Poms without a pedigree usually cost closer to $750, and you might even find some breeders that only ask $500 if they really want to sell the puppy. It is, after all, an expense to keep an maintain one!
If you pay anything less than $500, there is a higher risk that you are purchasing an unhealthy, puppy-mill dog.
- Health. So, how much is a Pomeranian with a pedigree but that has health issues?
Some breeders are very honest about a puppy’s health issues and let potential buyers know that there is a problem up front. They might even give you the puppy at no cost if the health issue is serious enough (not life-threatening, but it could be something that will require medication for life or the puppy might have an abnormal bone structure, to give you an example).
If the breeder is not giving the dog away for free to a loving home, then we wouldn’t recommend that you pay any more than the Transfer of Ownership fee (and Pedigree fee if the dog has one).
On the AKC website, the combination of these fees is a total of $49, just to give you an idea.
What About Pomeranians Without a Pedigree?
We are of the mind frame that, regardless of pedigree, health, size or color, every dog is in need of a home.
The sad reality is that not every dog is lucky enough to find one, and many of you out there shopping for a Pomeranian prefer a healthy one that can grow old with you based on the money you spend.
Beware of Puppy Mill Dogs.
One of the biggest fears of those shopping for a dog is that they will get a “puppy mill” dog.
There are two reasons that one should avoid spending money on a dog from a puppy mill: the first is that you are supporting these horrible establishments by giving them your money.
The second – and most tragic – is that the puppies from these places are usually ill. Their living conditions increase the likelihood of disease, some are born as a result of inbreeding, and many usually have health issues that end up costing a fortune in vet bills. Some simply don’t survive for very long.
If the puppy does live, there is still a chance that he or she might suffer from serious health issues later on in life.
We found this video to be quite informative and useful. It doesn’t have many views, but the tips that the woman offers are really quite valuable and help you understand how to avoid purchasing a puppy from a puppy mill (and some of the most common red flags to keep an eye out for).

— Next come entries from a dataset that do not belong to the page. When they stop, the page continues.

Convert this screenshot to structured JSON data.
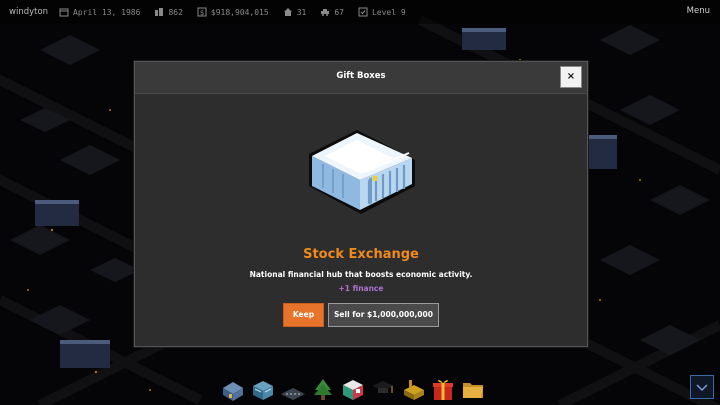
{
  "hud": {
    "city_name": "windyton",
    "date": "April 13, 1986",
    "buildings": "862",
    "money": "$918,904,015",
    "population": "31",
    "vehicles": "67",
    "level": "Level 9",
    "menu_label": "Menu"
  },
  "modal": {
    "title": "Gift Boxes",
    "close_label": "×",
    "item_name": "Stock Exchange",
    "item_description": "National financial hub that boosts economic activity.",
    "item_bonus": "+1 finance",
    "keep_label": "Keep",
    "sell_label": "Sell for $1,000,000,000"
  },
  "toolbar": {
    "tools": [
      {
        "icon": "house-icon"
      },
      {
        "icon": "shop-icon"
      },
      {
        "icon": "road-icon"
      },
      {
        "icon": "tree-icon"
      },
      {
        "icon": "hospital-icon"
      },
      {
        "icon": "school-icon"
      },
      {
        "icon": "construction-icon"
      },
      {
        "icon": "gift-icon"
      },
      {
        "icon": "folder-icon"
      }
    ]
  },
  "colors": {
    "accent": "#e8732a",
    "title_orange": "#f08a1c",
    "bonus_purple": "#b070d0",
    "modal_bg": "#2d2d2d"
  }
}
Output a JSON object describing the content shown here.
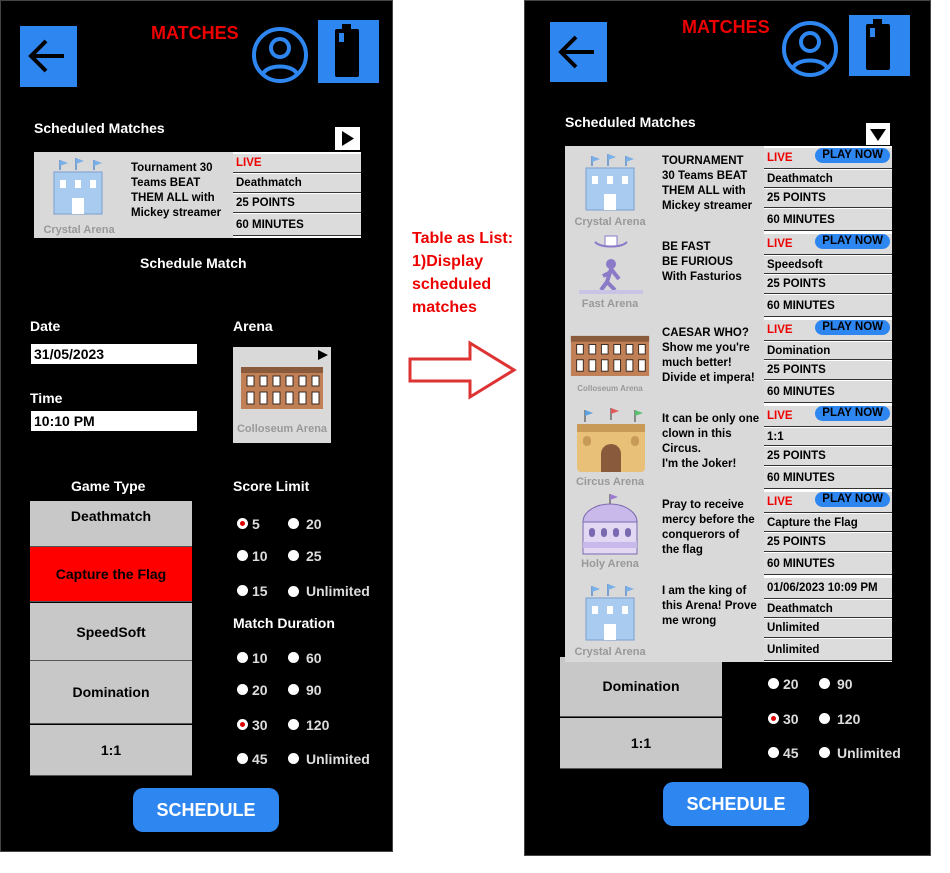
{
  "left_screen": {
    "title": "MATCHES",
    "scheduled_title": "Scheduled Matches",
    "card": {
      "desc": [
        "Tournament 30",
        "Teams BEAT",
        "THEM ALL with",
        "Mickey streamer"
      ],
      "arena": "Crystal Arena",
      "live": "LIVE",
      "mode": "Deathmatch",
      "points": "25 POINTS",
      "duration": "60 MINUTES"
    },
    "schedule_match_title": "Schedule Match",
    "date_label": "Date",
    "date_value": "31/05/2023",
    "time_label": "Time",
    "time_value": "10:10 PM",
    "arena_label": "Arena",
    "arena_name": "Colloseum Arena",
    "game_type_label": "Game Type",
    "game_types": [
      "Deathmatch",
      "Capture the Flag",
      "SpeedSoft",
      "Domination",
      "1:1"
    ],
    "score_limit_label": "Score Limit",
    "score_options": [
      "5",
      "20",
      "10",
      "25",
      "15",
      "Unlimited"
    ],
    "match_duration_label": "Match Duration",
    "duration_options": [
      "10",
      "60",
      "20",
      "90",
      "30",
      "120",
      "45",
      "Unlimited"
    ],
    "schedule_button": "SCHEDULE"
  },
  "annotation": {
    "lines": [
      "Table as List:",
      "1)Display",
      "scheduled",
      "matches"
    ]
  },
  "right_screen": {
    "title": "MATCHES",
    "scheduled_title": "Scheduled Matches",
    "play_label": "PLAY NOW",
    "matches": [
      {
        "desc": [
          "TOURNAMENT",
          "30 Teams BEAT",
          "THEM ALL with",
          "Mickey streamer"
        ],
        "arena": "Crystal Arena",
        "status": "LIVE",
        "mode": "Deathmatch",
        "points": "25 POINTS",
        "duration": "60 MINUTES"
      },
      {
        "desc": [
          "BE FAST",
          "BE FURIOUS",
          "With Fasturios"
        ],
        "arena": "Fast Arena",
        "status": "LIVE",
        "mode": "Speedsoft",
        "points": "25 POINTS",
        "duration": "60 MINUTES"
      },
      {
        "desc": [
          "CAESAR WHO?",
          "Show me you're",
          "much better!",
          "Divide et impera!"
        ],
        "arena": "Colloseum Arena",
        "status": "LIVE",
        "mode": "Domination",
        "points": "25 POINTS",
        "duration": "60 MINUTES"
      },
      {
        "desc": [
          "It can be only one",
          "clown in this",
          "Circus.",
          "I'm the Joker!"
        ],
        "arena": "Circus Arena",
        "status": "LIVE",
        "mode": "1:1",
        "points": "25 POINTS",
        "duration": "60 MINUTES"
      },
      {
        "desc": [
          "Pray to receive",
          "mercy before the",
          "conquerors of",
          "the flag"
        ],
        "arena": "Holy Arena",
        "status": "LIVE",
        "mode": "Capture the Flag",
        "points": "25 POINTS",
        "duration": "60 MINUTES"
      },
      {
        "desc": [
          "I am the king of",
          "this Arena! Prove",
          "me wrong"
        ],
        "arena": "Crystal Arena",
        "status": "01/06/2023 10:09 PM",
        "mode": "Deathmatch",
        "points": "Unlimited",
        "duration": "Unlimited"
      }
    ],
    "game_types": [
      "Domination",
      "1:1"
    ],
    "duration_options": [
      "20",
      "90",
      "30",
      "120",
      "45",
      "Unlimited"
    ],
    "schedule_button": "SCHEDULE"
  }
}
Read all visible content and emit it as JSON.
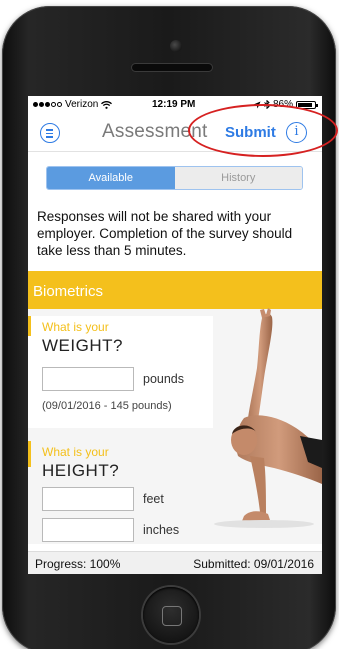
{
  "status_bar": {
    "carrier": "Verizon",
    "time": "12:19 PM",
    "battery": "86%"
  },
  "nav": {
    "title": "Assessment",
    "submit_label": "Submit",
    "info_glyph": "i"
  },
  "tabs": [
    {
      "label": "Available",
      "active": true
    },
    {
      "label": "History",
      "active": false
    }
  ],
  "notice": "Responses will not be shared with your employer.  Completion of the survey should take less than 5 minutes.",
  "section": {
    "title": "Biometrics"
  },
  "questions": {
    "weight": {
      "prompt": "What is your",
      "label": "WEIGHT?",
      "unit": "pounds",
      "hint": "(09/01/2016 - 145 pounds)",
      "value": ""
    },
    "height": {
      "prompt": "What is your",
      "label": "HEIGHT?",
      "unit_feet": "feet",
      "unit_inches": "inches",
      "feet_value": "",
      "inches_value": ""
    }
  },
  "footer": {
    "progress": "Progress: 100%",
    "submitted": "Submitted: 09/01/2016"
  },
  "colors": {
    "accent_blue": "#2e7be4",
    "section_yellow": "#f4c01c",
    "annotation_red": "#d62121"
  },
  "icons": {
    "menu": "hamburger-menu-icon",
    "info": "info-icon",
    "wifi": "wifi-icon",
    "location": "location-arrow-icon",
    "bluetooth": "bluetooth-icon",
    "battery": "battery-icon"
  }
}
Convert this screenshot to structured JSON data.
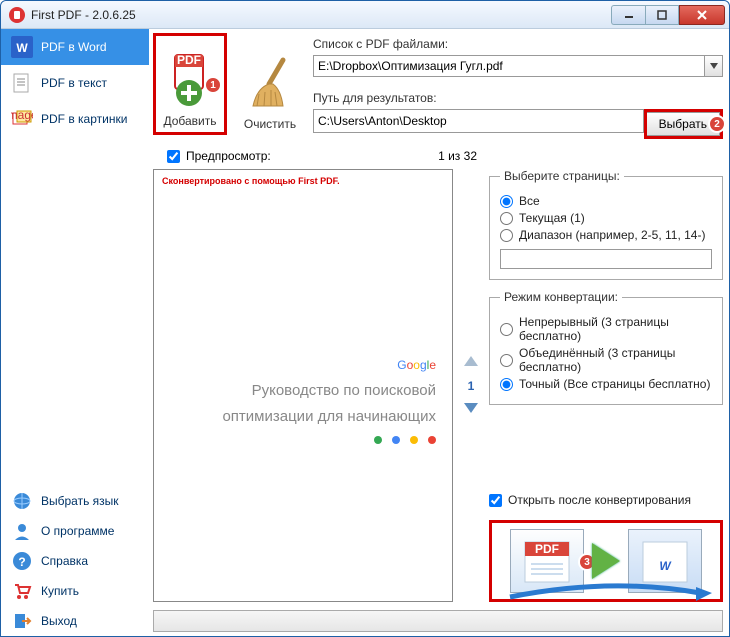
{
  "window": {
    "title": "First PDF - 2.0.6.25"
  },
  "sidebar": {
    "top": [
      {
        "label": "PDF в Word"
      },
      {
        "label": "PDF в текст"
      },
      {
        "label": "PDF в картинки"
      }
    ],
    "bottom": [
      {
        "label": "Выбрать язык"
      },
      {
        "label": "О программе"
      },
      {
        "label": "Справка"
      },
      {
        "label": "Купить"
      },
      {
        "label": "Выход"
      }
    ]
  },
  "toolbar": {
    "add_label": "Добавить",
    "clear_label": "Очистить"
  },
  "paths": {
    "source_label": "Список с PDF файлами:",
    "source_value": "E:\\Dropbox\\Оптимизация Гугл.pdf",
    "dest_label": "Путь для результатов:",
    "dest_value": "C:\\Users\\Anton\\Desktop",
    "browse_label": "Выбрать"
  },
  "preview": {
    "checkbox_label": "Предпросмотр:",
    "page_counter": "1 из 32",
    "watermark": "Сконвертировано с помощью First PDF.",
    "doc_line1": "Руководство по поисковой",
    "doc_line2": "оптимизации для начинающих",
    "current_page": "1"
  },
  "pages_group": {
    "legend": "Выберите страницы:",
    "all": "Все",
    "current": "Текущая (1)",
    "range": "Диапазон (например, 2-5, 11, 14-)",
    "range_value": ""
  },
  "mode_group": {
    "legend": "Режим конвертации:",
    "continuous": "Непрерывный (3 страницы бесплатно)",
    "merged": "Объединённый (3 страницы бесплатно)",
    "exact": "Точный (Все страницы бесплатно)"
  },
  "footer": {
    "open_after": "Открыть после конвертирования",
    "pdf_tag": "PDF"
  },
  "badges": {
    "one": "1",
    "two": "2",
    "three": "3"
  }
}
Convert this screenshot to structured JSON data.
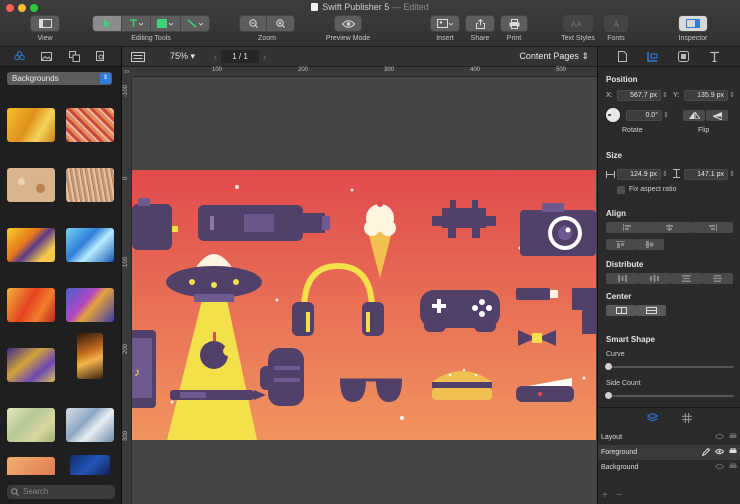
{
  "window": {
    "app_title": "Swift Publisher 5",
    "separator": "—",
    "status": "Edited"
  },
  "toolbar": {
    "view": "View",
    "editing_tools": "Editing Tools",
    "zoom": "Zoom",
    "preview_mode": "Preview Mode",
    "insert": "Insert",
    "share": "Share",
    "print": "Print",
    "text_styles": "Text Styles",
    "fonts": "Fonts",
    "inspector": "Inspector"
  },
  "left_panel": {
    "category": "Backgrounds",
    "search_placeholder": "Search"
  },
  "canvas_bar": {
    "zoom": "75%",
    "page": "1 / 1",
    "content_pages": "Content Pages"
  },
  "rulers": {
    "unit": "px",
    "h_ticks": [
      "100",
      "200",
      "300",
      "400",
      "500"
    ],
    "v_ticks": [
      "-100",
      "0",
      "100",
      "200",
      "300"
    ]
  },
  "inspector": {
    "position": {
      "title": "Position",
      "x_label": "X:",
      "x_value": "567.7 px",
      "y_label": "Y:",
      "y_value": "135.9 px",
      "rotate_value": "0.0°",
      "rotate_label": "Rotate",
      "flip_label": "Flip"
    },
    "size": {
      "title": "Size",
      "width": "124.9 px",
      "height": "147.1 px",
      "fix_aspect": "Fix aspect ratio"
    },
    "align_title": "Align",
    "distribute_title": "Distribute",
    "center_title": "Center",
    "smart_shape": {
      "title": "Smart Shape",
      "curve_label": "Curve",
      "side_count_label": "Side Count",
      "curve_level": 0,
      "side_count_level": 0
    }
  },
  "layers": {
    "items": [
      {
        "label": "Layout"
      },
      {
        "label": "Foreground"
      },
      {
        "label": "Background"
      }
    ],
    "add": "+",
    "remove": "−"
  },
  "colors": {
    "accent": "#2f7de0",
    "art_top": "#e14a4d",
    "art_bottom": "#f0955e",
    "art_purple": "#50406a",
    "art_beam": "#f4e04a"
  }
}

Rescuing and fostering are also other ways to enjoy the breed, and the costs will obviously be much lower.
Senior Poms might cost very little or even be free, but just remember that you’ll probably have higher vet costs as they age.
Fostering could be for a few weeks, or it could be for a few months, so if you have the time to dedicate to a Pom as a foster mom or dad, this is another alternative so that you avoid spending so much money for a puppy.
General Info About the Pomeranian Breed
If you’d like some more general info about this particular breed, we found this video to be informative and thought it gave a pretty accurate overview of these feisty little fur balls!